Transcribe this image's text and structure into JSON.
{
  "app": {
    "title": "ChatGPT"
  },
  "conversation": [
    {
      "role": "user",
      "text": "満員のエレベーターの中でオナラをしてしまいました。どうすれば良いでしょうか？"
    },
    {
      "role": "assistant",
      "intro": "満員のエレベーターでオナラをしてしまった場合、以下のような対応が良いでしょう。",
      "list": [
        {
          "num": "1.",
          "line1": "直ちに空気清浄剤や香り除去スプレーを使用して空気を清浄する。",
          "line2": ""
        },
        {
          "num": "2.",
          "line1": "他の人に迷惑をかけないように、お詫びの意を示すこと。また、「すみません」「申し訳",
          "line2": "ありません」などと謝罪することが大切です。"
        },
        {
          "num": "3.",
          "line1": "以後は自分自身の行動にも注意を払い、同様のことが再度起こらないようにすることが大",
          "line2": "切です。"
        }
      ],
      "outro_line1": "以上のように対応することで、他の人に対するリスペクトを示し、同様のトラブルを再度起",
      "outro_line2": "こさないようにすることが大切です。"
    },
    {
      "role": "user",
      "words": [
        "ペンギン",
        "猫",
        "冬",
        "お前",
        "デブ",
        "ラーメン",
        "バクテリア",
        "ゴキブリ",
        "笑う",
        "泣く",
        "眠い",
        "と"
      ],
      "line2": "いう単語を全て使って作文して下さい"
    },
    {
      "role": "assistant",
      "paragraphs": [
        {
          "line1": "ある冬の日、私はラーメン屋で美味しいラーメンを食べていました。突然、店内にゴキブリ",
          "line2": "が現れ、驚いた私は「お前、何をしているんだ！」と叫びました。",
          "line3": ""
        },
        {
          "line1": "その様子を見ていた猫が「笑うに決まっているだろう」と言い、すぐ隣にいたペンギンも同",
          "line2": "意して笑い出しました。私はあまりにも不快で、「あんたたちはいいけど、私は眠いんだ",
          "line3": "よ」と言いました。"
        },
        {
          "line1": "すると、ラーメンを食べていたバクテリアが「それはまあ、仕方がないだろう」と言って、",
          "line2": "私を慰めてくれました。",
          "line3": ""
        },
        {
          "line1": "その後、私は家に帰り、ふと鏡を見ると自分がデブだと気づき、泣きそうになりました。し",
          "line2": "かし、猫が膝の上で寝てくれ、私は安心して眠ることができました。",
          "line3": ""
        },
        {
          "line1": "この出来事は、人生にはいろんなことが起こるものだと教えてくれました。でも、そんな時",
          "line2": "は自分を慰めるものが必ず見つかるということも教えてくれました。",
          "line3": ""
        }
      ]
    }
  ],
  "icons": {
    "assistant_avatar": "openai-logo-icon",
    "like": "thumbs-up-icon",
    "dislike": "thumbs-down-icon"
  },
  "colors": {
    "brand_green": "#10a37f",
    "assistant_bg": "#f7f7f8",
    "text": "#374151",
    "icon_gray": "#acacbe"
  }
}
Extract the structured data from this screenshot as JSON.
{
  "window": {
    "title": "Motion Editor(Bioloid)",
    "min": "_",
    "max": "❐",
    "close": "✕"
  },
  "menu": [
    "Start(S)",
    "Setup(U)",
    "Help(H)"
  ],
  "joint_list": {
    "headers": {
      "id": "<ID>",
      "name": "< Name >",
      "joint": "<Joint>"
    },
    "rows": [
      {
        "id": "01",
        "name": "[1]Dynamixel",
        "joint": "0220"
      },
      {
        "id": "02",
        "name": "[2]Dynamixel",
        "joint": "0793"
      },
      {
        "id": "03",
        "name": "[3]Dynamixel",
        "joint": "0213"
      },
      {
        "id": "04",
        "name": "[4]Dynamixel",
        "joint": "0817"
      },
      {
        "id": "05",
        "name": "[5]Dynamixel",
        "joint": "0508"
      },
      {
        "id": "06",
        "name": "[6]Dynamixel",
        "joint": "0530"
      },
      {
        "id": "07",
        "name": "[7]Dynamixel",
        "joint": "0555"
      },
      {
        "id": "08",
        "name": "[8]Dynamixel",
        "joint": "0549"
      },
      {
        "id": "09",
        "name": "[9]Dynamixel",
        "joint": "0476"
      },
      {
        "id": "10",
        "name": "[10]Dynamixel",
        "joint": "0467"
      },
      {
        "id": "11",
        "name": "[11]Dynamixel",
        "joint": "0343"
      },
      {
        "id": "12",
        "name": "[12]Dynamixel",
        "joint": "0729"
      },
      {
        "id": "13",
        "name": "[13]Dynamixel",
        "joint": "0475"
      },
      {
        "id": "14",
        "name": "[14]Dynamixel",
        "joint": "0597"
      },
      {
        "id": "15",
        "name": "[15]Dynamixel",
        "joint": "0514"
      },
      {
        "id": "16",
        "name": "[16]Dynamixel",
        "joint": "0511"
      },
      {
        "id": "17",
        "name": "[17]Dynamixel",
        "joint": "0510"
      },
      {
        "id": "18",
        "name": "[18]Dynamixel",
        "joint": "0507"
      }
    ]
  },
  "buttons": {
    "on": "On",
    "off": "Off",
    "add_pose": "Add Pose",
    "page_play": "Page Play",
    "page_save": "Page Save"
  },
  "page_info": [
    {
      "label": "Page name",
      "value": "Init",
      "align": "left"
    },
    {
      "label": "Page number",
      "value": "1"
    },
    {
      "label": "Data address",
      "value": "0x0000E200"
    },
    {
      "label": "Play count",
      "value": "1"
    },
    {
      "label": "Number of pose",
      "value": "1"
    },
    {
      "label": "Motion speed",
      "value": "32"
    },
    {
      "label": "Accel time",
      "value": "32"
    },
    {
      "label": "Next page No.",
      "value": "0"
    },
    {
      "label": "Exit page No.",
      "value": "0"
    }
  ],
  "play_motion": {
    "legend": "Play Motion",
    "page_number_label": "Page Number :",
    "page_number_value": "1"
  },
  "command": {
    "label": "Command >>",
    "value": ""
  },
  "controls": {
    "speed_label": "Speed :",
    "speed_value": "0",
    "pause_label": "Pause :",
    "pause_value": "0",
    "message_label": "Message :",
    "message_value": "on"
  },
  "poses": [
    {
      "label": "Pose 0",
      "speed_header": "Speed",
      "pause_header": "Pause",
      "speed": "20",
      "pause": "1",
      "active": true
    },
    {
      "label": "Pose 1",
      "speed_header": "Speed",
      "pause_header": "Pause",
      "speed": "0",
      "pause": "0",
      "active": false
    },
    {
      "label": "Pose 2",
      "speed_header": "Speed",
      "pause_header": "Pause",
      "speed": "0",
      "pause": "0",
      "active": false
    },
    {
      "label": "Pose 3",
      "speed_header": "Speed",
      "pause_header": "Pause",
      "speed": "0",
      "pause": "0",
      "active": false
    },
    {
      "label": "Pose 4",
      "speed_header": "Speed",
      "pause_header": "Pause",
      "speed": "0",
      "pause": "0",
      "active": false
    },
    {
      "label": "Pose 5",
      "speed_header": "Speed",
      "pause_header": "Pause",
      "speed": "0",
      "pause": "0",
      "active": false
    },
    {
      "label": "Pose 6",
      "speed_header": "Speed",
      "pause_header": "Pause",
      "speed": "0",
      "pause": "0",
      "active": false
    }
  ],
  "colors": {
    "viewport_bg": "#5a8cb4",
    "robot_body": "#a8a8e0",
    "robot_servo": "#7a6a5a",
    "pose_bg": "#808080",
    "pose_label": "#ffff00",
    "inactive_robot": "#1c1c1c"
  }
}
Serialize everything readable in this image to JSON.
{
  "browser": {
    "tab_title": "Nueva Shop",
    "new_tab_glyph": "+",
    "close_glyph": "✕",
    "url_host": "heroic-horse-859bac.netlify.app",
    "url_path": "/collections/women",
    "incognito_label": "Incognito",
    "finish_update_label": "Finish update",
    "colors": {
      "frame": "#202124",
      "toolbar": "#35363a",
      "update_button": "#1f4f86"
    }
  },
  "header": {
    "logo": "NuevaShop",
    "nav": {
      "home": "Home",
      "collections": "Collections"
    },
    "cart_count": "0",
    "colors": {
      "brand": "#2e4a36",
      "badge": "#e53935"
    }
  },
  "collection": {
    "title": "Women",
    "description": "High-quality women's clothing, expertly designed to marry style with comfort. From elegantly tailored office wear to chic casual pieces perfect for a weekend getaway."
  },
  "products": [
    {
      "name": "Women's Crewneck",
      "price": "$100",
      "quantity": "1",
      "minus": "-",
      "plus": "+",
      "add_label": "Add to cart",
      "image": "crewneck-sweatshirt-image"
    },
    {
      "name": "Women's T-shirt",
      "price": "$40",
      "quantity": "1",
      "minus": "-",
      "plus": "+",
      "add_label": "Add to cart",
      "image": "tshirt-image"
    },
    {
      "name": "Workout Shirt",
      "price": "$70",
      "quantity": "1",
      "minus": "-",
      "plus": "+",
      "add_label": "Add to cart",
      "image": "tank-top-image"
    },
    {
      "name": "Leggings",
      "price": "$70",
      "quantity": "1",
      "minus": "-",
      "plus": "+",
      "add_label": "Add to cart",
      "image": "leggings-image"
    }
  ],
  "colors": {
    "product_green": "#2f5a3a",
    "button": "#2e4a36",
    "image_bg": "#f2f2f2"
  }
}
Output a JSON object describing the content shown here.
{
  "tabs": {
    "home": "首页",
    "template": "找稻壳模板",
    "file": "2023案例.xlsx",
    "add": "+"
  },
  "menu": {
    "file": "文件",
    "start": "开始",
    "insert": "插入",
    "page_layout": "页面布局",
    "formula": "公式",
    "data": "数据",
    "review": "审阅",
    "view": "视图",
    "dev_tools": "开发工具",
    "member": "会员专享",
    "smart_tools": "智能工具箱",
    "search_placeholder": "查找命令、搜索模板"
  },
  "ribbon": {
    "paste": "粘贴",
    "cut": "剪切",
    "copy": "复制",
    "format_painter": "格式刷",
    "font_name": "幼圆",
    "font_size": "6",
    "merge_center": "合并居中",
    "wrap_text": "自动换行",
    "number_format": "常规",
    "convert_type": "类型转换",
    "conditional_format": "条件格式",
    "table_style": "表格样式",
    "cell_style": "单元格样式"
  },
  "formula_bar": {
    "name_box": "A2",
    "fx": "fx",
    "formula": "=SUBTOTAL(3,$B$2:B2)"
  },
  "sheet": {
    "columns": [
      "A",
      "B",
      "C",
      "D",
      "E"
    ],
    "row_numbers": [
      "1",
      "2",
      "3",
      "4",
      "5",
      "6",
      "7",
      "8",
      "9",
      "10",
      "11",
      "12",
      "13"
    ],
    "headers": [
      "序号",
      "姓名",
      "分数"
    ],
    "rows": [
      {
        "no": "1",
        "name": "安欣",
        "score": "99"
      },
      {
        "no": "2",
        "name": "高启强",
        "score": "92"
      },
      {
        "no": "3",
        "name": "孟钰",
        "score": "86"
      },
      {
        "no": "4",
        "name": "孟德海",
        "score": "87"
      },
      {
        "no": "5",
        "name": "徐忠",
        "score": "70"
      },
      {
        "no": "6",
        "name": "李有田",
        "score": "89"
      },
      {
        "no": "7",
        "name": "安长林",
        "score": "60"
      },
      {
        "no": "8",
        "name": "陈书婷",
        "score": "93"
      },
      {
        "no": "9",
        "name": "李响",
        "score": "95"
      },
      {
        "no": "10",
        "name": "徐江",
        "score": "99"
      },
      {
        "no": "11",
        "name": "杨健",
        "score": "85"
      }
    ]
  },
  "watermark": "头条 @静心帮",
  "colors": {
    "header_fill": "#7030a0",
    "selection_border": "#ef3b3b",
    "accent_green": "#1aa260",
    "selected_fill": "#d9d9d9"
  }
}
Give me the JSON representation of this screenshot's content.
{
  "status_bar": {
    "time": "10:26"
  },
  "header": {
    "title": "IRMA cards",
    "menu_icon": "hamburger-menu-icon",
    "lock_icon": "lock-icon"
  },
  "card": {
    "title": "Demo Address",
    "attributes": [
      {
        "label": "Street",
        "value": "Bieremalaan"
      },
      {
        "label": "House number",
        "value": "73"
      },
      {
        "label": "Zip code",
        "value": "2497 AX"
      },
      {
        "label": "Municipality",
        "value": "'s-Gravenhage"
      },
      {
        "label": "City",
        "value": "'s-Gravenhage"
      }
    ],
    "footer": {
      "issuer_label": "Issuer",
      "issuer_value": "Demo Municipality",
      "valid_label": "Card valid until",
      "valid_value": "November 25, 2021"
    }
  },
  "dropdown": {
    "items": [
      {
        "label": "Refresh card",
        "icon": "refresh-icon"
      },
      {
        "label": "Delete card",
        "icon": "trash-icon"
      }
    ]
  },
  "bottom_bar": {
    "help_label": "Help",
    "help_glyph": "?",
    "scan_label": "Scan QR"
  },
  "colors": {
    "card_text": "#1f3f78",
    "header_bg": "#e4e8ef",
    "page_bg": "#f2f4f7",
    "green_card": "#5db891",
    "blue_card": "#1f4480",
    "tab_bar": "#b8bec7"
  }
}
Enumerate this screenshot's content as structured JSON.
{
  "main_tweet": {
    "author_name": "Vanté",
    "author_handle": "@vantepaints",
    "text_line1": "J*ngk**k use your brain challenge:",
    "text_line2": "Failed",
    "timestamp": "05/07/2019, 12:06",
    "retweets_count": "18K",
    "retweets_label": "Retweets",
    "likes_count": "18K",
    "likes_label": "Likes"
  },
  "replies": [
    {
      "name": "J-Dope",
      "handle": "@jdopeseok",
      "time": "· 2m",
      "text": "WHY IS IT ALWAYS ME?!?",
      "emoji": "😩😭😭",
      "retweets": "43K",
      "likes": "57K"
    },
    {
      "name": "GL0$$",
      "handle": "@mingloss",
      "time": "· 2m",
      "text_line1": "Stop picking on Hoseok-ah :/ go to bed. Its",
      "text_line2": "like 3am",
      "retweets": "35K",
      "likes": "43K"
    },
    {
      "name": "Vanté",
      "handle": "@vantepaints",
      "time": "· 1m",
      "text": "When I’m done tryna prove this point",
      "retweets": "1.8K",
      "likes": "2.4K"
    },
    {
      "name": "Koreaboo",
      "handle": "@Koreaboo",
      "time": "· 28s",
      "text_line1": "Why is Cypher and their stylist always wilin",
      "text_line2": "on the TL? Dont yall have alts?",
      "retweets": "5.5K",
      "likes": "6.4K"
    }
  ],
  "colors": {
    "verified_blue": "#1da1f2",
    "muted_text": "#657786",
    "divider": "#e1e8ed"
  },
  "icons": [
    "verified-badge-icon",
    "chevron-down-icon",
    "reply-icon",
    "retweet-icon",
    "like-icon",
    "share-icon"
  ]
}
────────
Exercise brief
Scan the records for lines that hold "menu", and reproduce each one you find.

Response box
  "menu": [
  "menu": {
    "menu_icon": "hamburger-menu-icon",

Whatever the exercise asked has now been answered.